There are four main types of ARV drugs recommended for initial treatment based on how they attack the HIV virus. The types are:
- Nucleoside/nucleotide reverse transcriptase inhibitors
- Non-nucleoside reverse transcriptase inhibitors
- Protease inhibitors
- Integrase strand transfer inhibitors
All of these medications may cause side effects, but the side effects are not very predictable. Some people experience more side effects than others, and some people experience no side effects. Newer ARV drugs have fewer side effects. Side effects may also be different for people taking the same drugs. In many cases, side effects get better over time. In some cases, side effects develop and worsen over time.
Current guidelines for adults and adolescents with HIV recommend starting treatment with two NRTIs, along with one INSTI, NNRTI, or a protease inhibitor. Drugs approved for use in these regimens have some common side effects:
It is important to never stop ARV drugs due to side effects. Stopping ARV therapy or skipping days of ARV can lead to drug resistance, making HIV harder to control.
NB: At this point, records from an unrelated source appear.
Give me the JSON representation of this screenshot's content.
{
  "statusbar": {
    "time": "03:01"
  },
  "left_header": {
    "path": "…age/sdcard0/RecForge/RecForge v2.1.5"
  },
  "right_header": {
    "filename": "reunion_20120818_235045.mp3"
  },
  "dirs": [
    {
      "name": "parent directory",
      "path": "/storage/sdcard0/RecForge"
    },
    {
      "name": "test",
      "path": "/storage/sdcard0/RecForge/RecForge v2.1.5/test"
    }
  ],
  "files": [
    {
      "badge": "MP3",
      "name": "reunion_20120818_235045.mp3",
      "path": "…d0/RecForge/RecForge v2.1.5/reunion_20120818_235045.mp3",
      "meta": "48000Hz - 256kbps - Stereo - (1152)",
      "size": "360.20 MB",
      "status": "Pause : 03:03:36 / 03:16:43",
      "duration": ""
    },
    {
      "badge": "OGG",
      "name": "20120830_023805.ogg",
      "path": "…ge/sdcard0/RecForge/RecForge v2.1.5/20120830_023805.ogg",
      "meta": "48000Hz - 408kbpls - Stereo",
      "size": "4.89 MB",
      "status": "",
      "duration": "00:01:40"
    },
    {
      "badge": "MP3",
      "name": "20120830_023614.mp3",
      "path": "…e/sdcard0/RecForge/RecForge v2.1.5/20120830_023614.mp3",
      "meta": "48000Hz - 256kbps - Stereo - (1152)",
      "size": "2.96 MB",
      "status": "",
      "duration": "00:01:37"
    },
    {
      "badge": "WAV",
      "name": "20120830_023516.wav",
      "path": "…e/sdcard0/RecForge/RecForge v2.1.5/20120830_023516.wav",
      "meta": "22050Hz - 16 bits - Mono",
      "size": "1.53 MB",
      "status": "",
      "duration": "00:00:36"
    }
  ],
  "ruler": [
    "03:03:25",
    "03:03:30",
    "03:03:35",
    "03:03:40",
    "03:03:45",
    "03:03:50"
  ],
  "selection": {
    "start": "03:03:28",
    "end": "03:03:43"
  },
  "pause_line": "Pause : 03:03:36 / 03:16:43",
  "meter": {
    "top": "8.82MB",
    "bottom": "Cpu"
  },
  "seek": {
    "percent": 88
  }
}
Your HIV health care providers will suggest ways to manage side effects, prescribe medications to help relieve side effects, and in some cases, recommend changes to another ARV drug or regimen.